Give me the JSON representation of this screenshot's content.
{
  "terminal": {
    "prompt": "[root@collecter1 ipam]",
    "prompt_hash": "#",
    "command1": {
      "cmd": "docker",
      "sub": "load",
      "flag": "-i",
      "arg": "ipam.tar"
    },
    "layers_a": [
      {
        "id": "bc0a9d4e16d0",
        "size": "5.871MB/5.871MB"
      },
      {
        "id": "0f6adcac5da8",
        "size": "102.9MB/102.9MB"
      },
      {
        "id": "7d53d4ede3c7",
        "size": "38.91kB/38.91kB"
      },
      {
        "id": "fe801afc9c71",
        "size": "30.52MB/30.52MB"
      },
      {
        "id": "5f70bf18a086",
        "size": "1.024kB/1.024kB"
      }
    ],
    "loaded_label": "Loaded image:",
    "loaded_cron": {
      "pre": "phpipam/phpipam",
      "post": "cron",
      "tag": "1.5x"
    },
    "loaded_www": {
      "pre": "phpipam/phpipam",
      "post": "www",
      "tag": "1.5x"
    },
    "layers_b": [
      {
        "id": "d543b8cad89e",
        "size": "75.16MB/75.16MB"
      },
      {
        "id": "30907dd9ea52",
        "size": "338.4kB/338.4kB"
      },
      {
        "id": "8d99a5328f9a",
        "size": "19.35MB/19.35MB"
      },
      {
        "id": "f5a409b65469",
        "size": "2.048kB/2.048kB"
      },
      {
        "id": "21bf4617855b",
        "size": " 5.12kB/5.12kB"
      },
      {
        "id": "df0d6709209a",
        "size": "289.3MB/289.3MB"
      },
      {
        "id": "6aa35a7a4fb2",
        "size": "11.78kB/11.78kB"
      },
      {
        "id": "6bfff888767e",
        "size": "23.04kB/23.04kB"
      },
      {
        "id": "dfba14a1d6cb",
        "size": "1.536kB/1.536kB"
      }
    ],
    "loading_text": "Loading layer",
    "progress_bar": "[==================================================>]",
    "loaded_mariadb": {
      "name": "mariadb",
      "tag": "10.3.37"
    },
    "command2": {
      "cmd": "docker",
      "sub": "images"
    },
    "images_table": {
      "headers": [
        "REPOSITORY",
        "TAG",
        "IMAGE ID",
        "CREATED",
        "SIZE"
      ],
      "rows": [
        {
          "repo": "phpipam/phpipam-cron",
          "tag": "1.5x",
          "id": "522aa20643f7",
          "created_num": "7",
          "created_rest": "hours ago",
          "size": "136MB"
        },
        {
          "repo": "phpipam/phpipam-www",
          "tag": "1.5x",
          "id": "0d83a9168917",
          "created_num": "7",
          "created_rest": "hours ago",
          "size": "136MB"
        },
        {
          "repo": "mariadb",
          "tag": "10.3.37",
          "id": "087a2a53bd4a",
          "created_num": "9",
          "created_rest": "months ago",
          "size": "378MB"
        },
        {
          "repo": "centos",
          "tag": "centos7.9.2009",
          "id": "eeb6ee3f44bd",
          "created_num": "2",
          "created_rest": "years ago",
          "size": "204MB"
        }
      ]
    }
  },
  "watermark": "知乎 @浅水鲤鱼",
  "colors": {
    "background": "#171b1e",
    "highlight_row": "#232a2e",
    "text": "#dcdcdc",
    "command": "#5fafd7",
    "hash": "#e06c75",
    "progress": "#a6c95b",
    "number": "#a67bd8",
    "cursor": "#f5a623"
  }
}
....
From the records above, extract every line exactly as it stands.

Give me the JSON representation of this screenshot's content.
{
  "terminal": {
    "prompt": "[root@collecter1 ipam]",
    "prompt_hash": "#",
    "command1": {
      "cmd": "docker",
      "sub": "load",
      "flag": "-i",
      "arg": "ipam.tar"
    },
    "layers_a": [
      {
        "id": "bc0a9d4e16d0",
        "size": "5.871MB/5.871MB"
      },
      {
        "id": "0f6adcac5da8",
        "size": "102.9MB/102.9MB"
      },
      {
        "id": "7d53d4ede3c7",
        "size": "38.91kB/38.91kB"
      },
      {
        "id": "fe801afc9c71",
        "size": "30.52MB/30.52MB"
      },
      {
        "id": "5f70bf18a086",
        "size": "1.024kB/1.024kB"
      }
    ],
    "loaded_label": "Loaded image:",
    "loaded_cron": {
      "pre": "phpipam/phpipam",
      "post": "cron",
      "tag": "1.5x"
    },
    "loaded_www": {
      "pre": "phpipam/phpipam",
      "post": "www",
      "tag": "1.5x"
    },
    "layers_b": [
      {
        "id": "d543b8cad89e",
        "size": "75.16MB/75.16MB"
      },
      {
        "id": "30907dd9ea52",
        "size": "338.4kB/338.4kB"
      },
      {
        "id": "8d99a5328f9a",
        "size": "19.35MB/19.35MB"
      },
      {
        "id": "f5a409b65469",
        "size": "2.048kB/2.048kB"
      },
      {
        "id": "21bf4617855b",
        "size": " 5.12kB/5.12kB"
      },
      {
        "id": "df0d6709209a",
        "size": "289.3MB/289.3MB"
      },
      {
        "id": "6aa35a7a4fb2",
        "size": "11.78kB/11.78kB"
      },
      {
        "id": "6bfff888767e",
        "size": "23.04kB/23.04kB"
      },
      {
        "id": "dfba14a1d6cb",
        "size": "1.536kB/1.536kB"
      }
    ],
    "loading_text": "Loading layer",
    "progress_bar": "[==================================================>]",
    "loaded_mariadb": {
      "name": "mariadb",
      "tag": "10.3.37"
    },
    "command2": {
      "cmd": "docker",
      "sub": "images"
    },
    "images_table": {
      "headers": [
        "REPOSITORY",
        "TAG",
        "IMAGE ID",
        "CREATED",
        "SIZE"
      ],
      "rows": [
        {
          "repo": "phpipam/phpipam-cron",
          "tag": "1.5x",
          "id": "522aa20643f7",
          "created_num": "7",
          "created_rest": "hours ago",
          "size": "136MB"
        },
        {
          "repo": "phpipam/phpipam-www",
          "tag": "1.5x",
          "id": "0d83a9168917",
          "created_num": "7",
          "created_rest": "hours ago",
          "size": "136MB"
        },
        {
          "repo": "mariadb",
          "tag": "10.3.37",
          "id": "087a2a53bd4a",
          "created_num": "9",
          "created_rest": "months ago",
          "size": "378MB"
        },
        {
          "repo": "centos",
          "tag": "centos7.9.2009",
          "id": "eeb6ee3f44bd",
          "created_num": "2",
          "created_rest": "years ago",
          "size": "204MB"
        }
      ]
    }
  },
  "watermark": "知乎 @浅水鲤鱼",
  "colors": {
    "background": "#171b1e",
    "highlight_row": "#232a2e",
    "text": "#dcdcdc",
    "command": "#5fafd7",
    "hash": "#e06c75",
    "progress": "#a6c95b",
    "number": "#a67bd8",
    "cursor": "#f5a623"
  }
}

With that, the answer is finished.